■ **Directions**
Scan the material below, then work out how many of its lines contain the word "JSON"; reply with that number only.

■ **Supplied material**
■ ■ ■ ■
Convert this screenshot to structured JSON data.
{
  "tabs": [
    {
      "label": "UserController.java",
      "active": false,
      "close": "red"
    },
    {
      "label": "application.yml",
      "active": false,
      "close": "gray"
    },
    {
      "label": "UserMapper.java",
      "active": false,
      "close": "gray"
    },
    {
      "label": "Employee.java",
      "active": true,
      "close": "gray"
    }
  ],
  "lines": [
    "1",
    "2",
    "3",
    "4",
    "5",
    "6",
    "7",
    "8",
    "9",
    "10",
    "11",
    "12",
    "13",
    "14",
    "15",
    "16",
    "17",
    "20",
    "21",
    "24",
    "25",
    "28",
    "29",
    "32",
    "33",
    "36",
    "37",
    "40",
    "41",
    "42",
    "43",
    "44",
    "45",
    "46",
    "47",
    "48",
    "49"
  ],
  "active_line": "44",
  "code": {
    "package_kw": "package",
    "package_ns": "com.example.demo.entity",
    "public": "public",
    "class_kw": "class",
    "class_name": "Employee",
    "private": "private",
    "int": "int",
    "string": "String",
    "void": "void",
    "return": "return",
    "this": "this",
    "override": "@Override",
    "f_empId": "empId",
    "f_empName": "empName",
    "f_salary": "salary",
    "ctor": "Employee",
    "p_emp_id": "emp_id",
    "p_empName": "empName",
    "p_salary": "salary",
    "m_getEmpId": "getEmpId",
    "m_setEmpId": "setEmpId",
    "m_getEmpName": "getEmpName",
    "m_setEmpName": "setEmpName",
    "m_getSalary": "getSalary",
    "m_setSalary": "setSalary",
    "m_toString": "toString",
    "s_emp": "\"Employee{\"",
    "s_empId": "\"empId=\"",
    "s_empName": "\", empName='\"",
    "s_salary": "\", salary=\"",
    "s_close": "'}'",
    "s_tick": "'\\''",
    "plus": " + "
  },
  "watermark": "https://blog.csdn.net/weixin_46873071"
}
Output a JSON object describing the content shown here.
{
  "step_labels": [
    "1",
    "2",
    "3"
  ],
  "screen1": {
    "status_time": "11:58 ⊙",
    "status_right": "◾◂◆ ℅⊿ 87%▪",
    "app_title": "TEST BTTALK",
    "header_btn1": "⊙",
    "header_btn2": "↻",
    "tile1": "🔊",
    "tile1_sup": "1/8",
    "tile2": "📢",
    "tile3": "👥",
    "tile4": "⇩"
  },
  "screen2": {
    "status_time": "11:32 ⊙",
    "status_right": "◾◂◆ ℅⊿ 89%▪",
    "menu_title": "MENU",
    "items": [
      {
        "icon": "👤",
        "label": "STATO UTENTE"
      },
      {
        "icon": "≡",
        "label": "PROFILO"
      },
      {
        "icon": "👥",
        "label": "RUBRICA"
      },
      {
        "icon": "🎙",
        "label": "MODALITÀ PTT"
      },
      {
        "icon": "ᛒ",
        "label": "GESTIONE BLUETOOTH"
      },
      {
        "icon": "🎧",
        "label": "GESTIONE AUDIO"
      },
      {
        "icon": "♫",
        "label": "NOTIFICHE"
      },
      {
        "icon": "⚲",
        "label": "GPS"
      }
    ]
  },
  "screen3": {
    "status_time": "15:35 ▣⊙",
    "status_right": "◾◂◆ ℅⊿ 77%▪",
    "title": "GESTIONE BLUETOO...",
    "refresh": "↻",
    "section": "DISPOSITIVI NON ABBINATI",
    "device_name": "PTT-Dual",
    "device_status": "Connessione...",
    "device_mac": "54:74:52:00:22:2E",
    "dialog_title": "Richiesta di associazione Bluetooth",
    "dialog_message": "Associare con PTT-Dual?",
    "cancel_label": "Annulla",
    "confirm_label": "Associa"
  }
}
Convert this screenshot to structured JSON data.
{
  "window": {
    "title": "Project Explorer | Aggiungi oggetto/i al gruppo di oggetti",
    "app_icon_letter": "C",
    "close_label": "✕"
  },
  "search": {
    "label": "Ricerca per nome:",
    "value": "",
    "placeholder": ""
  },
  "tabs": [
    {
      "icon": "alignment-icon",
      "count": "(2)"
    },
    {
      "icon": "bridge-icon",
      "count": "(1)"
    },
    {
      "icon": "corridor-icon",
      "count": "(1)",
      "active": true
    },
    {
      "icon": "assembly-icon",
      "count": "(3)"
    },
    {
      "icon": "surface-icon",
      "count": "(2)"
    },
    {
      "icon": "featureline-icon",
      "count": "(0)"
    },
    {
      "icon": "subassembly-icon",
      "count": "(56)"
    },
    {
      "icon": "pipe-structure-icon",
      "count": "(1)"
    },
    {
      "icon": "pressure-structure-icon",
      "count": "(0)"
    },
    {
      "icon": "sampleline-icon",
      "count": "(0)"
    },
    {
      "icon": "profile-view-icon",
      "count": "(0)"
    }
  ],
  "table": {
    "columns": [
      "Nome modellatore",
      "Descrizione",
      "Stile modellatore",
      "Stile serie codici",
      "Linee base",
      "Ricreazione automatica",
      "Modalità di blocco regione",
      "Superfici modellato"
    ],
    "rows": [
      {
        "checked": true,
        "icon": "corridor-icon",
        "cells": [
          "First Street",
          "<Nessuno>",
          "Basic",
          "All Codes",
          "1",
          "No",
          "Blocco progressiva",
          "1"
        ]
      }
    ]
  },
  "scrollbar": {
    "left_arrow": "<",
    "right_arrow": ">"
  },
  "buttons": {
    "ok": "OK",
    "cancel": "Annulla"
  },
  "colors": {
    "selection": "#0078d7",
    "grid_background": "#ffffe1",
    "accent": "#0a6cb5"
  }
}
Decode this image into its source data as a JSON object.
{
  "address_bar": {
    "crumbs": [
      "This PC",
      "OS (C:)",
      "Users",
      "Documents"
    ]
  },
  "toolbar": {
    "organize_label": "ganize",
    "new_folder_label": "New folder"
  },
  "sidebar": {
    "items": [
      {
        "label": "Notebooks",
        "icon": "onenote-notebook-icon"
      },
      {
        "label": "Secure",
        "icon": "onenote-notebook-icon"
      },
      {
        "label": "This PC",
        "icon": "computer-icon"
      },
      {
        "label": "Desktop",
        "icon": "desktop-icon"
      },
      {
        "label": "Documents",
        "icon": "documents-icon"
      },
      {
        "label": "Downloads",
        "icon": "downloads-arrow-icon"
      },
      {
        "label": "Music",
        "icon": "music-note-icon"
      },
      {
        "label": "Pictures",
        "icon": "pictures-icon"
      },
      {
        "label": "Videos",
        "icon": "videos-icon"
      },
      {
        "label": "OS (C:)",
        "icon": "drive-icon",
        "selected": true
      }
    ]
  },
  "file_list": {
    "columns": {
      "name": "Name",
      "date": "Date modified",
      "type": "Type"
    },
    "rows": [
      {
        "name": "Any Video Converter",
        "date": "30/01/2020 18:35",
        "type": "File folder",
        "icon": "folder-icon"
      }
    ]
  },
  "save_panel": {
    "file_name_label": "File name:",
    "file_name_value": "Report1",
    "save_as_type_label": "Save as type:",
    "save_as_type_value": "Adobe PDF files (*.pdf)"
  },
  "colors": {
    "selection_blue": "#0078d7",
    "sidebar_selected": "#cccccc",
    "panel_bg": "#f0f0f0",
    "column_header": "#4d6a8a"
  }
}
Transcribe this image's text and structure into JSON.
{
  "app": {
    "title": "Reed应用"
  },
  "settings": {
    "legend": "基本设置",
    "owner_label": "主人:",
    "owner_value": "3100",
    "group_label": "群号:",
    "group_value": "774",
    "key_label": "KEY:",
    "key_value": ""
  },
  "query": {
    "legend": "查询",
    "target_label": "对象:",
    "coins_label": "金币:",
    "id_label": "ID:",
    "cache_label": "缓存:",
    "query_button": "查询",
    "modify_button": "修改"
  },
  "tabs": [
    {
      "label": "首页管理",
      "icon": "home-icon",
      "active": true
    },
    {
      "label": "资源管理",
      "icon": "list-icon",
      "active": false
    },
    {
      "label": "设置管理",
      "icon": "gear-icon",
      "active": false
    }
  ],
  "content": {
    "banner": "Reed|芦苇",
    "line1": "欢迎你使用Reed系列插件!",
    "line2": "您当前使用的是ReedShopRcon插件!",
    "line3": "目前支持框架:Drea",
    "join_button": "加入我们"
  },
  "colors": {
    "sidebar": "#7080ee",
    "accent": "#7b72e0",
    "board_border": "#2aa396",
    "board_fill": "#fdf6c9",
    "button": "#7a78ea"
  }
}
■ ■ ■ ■
■ **Exercise solution**
5